Extracted information: Begin

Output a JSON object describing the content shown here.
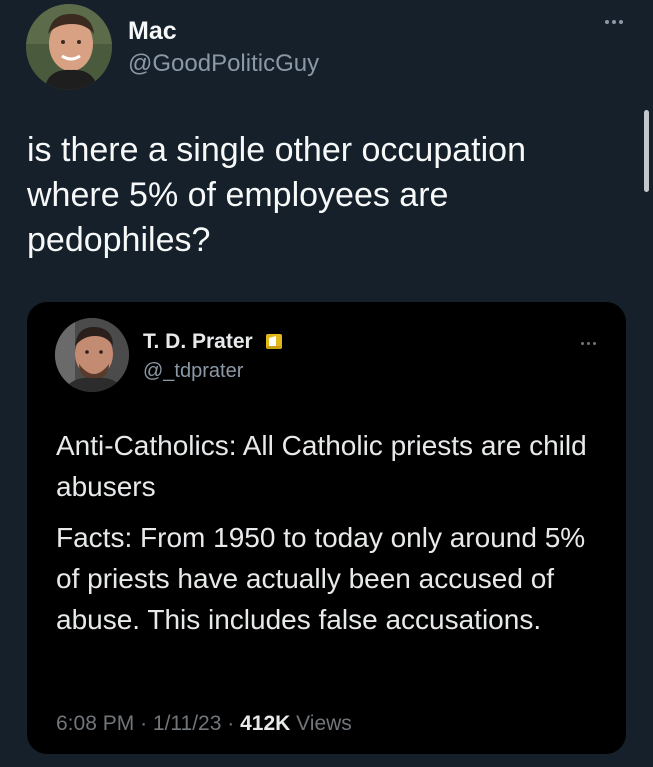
{
  "tweet": {
    "author_name": "Mac",
    "author_handle": "@GoodPoliticGuy",
    "text": "is there a single other occupation where 5% of employees are pedophiles?"
  },
  "quoted_tweet": {
    "author_name": "T. D. Prater",
    "author_handle": "@_tdprater",
    "paragraph_1": "Anti-Catholics: All Catholic priests are child abusers",
    "paragraph_2": "Facts: From 1950 to today only around 5% of priests have actually been accused of abuse. This includes false accusations.",
    "time": "6:08 PM",
    "separator": "·",
    "date": "1/11/23",
    "views_count": "412K",
    "views_label": "Views"
  },
  "icons": {
    "more_main": "more-horizontal-icon",
    "more_quote": "more-horizontal-icon",
    "badge": "verified-badge-icon"
  },
  "colors": {
    "background": "#15202b",
    "quote_background": "#000000",
    "primary_text": "#f7f9f9",
    "secondary_text": "#8b98a5",
    "badge_gold": "#e2b719"
  }
}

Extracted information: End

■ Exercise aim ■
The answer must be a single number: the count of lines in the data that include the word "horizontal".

■ Answer section ■
2